Downs Diary


Changes in daylight and temperature cause the green chemical called chlorophyll to be broken down and reabsorbed from the leaves back into the tree. Previously masked yellow and orange pigments then become visible giving trees their spectacular autumn splendour. Other chemical changes may occur giving other reddish hues. Look out for the breath-taking changes in the Avon Gorge and the beech avenue along the Promenade during October and November.

Downs promenade in autumn

Look out for the fungal fruit bodies of puff-ball, ear and parasol fungi. Fungi play a vital role in recycling; breaking down fallen leaves and wood and returning essential nutrients to the soil. If the weather’s fine, red admirals will feed on ivy this month. Flowering in September and October, ivy provides an important energy source for insects late in the season.

Fly agaric

October brings winter thrushes like fieldfares and redwings to our shores. Famished after a long flight from Northern Europe they descend on the hawthorn bushes, their chattering calls giving away their hidden presence. Look out for these seemingly ‘musical bushes’.

Redwing (copyright Jane Roby)

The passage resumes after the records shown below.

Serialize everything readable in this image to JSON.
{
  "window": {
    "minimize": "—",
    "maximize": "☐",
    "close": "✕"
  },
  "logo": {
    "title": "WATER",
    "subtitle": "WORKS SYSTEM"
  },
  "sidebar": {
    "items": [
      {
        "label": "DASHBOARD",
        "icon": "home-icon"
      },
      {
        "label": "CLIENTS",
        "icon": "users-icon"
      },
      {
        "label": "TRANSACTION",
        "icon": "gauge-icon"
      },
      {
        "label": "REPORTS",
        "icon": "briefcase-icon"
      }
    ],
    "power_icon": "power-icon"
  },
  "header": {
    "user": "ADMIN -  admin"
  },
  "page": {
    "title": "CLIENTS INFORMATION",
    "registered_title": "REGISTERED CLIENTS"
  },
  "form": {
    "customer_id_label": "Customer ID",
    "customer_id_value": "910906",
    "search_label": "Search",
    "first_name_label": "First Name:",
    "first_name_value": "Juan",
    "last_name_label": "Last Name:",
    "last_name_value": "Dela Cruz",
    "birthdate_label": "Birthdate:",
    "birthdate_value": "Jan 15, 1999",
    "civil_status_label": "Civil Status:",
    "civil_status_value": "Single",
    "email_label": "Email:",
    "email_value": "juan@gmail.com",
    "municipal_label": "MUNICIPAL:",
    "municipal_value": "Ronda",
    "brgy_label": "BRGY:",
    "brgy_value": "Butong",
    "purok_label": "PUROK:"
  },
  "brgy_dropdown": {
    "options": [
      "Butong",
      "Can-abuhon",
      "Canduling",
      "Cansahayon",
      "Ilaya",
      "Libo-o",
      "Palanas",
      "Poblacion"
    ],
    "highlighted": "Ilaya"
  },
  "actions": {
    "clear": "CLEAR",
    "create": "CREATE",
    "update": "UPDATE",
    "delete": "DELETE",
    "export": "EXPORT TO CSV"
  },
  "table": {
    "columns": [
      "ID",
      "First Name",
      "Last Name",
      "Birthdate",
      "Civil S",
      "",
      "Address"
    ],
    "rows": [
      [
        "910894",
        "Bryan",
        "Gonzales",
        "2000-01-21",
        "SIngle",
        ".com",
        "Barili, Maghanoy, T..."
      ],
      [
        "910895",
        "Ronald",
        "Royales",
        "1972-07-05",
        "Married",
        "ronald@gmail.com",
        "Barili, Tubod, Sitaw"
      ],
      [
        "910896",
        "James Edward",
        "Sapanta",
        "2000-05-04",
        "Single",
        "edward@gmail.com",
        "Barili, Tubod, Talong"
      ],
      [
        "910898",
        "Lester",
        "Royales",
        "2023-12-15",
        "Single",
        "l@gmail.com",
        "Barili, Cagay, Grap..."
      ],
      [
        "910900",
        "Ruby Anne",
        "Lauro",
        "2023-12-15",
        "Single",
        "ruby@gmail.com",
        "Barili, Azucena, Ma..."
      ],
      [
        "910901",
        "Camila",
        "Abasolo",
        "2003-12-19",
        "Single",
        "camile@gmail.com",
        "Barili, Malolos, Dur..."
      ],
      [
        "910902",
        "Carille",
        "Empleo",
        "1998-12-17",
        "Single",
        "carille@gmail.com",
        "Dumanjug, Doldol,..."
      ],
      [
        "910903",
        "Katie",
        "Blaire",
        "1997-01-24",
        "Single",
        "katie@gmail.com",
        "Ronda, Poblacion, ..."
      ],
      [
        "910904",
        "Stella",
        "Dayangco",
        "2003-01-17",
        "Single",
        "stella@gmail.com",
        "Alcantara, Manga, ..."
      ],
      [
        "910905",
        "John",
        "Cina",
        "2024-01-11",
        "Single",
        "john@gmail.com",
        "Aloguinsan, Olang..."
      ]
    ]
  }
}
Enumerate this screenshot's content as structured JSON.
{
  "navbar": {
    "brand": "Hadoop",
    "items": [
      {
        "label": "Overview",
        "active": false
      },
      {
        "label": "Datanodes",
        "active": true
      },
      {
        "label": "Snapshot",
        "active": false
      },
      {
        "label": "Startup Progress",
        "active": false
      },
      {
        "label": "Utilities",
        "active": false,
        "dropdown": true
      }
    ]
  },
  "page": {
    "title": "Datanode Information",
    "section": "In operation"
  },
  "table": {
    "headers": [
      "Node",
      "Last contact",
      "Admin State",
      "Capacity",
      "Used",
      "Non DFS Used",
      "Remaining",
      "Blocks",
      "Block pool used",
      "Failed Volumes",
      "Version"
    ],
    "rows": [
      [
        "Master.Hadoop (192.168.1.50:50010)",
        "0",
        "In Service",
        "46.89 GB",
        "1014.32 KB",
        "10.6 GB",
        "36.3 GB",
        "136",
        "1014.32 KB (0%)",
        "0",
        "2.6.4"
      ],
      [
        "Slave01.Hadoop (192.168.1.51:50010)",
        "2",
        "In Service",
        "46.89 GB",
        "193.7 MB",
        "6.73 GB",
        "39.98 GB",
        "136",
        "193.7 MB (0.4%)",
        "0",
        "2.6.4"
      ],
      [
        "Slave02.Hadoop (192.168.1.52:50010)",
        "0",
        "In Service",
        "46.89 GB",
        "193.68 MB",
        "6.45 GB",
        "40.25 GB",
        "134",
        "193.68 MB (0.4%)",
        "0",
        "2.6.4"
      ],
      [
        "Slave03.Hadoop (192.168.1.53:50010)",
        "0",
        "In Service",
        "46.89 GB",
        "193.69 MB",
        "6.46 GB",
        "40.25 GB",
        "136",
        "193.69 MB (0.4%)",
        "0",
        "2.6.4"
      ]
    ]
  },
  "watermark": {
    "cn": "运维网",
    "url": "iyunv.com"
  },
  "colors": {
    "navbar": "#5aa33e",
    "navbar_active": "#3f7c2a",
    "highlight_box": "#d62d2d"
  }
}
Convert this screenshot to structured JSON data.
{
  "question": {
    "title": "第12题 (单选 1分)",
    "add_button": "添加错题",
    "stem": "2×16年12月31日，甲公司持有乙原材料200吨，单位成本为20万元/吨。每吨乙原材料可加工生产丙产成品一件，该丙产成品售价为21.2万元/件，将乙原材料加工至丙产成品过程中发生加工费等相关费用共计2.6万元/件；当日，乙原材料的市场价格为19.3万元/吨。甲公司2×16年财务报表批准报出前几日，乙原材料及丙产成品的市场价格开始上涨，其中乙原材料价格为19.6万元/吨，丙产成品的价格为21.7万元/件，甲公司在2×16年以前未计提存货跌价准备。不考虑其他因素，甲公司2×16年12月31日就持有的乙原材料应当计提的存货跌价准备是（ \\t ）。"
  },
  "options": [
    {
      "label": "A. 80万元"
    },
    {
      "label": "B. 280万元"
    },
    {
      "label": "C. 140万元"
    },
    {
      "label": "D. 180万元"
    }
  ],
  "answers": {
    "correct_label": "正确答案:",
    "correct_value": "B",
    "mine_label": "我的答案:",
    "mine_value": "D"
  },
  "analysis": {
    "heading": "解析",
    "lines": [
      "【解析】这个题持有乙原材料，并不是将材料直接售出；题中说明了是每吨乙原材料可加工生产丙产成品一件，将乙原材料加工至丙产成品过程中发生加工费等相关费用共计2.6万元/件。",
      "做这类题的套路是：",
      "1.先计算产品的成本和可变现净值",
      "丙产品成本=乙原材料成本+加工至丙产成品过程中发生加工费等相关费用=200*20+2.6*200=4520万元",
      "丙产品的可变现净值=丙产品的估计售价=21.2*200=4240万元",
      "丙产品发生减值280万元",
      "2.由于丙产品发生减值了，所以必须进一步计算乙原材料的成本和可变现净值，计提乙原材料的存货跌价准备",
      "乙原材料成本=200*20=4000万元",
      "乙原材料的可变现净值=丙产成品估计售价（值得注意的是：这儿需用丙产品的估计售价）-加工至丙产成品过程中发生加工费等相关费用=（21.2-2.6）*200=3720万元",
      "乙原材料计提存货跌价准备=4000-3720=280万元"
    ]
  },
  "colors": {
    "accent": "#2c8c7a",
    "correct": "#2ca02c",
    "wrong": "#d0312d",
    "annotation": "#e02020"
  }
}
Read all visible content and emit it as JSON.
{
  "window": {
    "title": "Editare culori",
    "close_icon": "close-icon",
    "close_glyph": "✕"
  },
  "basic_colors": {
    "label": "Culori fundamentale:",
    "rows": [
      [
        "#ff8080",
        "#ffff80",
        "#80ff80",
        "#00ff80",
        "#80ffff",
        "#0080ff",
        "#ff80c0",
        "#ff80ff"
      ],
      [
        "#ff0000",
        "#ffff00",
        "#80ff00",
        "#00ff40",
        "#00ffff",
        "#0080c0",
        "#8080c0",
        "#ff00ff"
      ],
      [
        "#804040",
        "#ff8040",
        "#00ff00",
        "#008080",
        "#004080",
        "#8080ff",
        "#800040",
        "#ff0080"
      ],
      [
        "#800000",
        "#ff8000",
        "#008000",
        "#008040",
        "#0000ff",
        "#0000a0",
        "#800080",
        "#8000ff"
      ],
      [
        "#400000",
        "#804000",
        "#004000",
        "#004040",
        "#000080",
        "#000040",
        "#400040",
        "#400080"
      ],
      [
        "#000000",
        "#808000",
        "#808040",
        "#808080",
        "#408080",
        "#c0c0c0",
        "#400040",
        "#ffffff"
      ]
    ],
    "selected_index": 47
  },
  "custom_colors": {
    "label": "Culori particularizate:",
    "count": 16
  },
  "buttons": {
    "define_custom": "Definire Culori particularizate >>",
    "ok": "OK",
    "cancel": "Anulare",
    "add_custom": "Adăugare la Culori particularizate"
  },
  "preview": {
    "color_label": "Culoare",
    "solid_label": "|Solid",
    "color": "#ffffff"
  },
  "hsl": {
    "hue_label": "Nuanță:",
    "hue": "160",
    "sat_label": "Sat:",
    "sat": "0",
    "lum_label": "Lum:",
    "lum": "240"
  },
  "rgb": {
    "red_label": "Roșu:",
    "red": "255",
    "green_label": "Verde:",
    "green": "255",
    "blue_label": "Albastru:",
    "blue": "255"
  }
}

Photographs © Avon Gorge & Downs Wildlife Project, Denice Stout, Jane Roby, Marilyn Adams.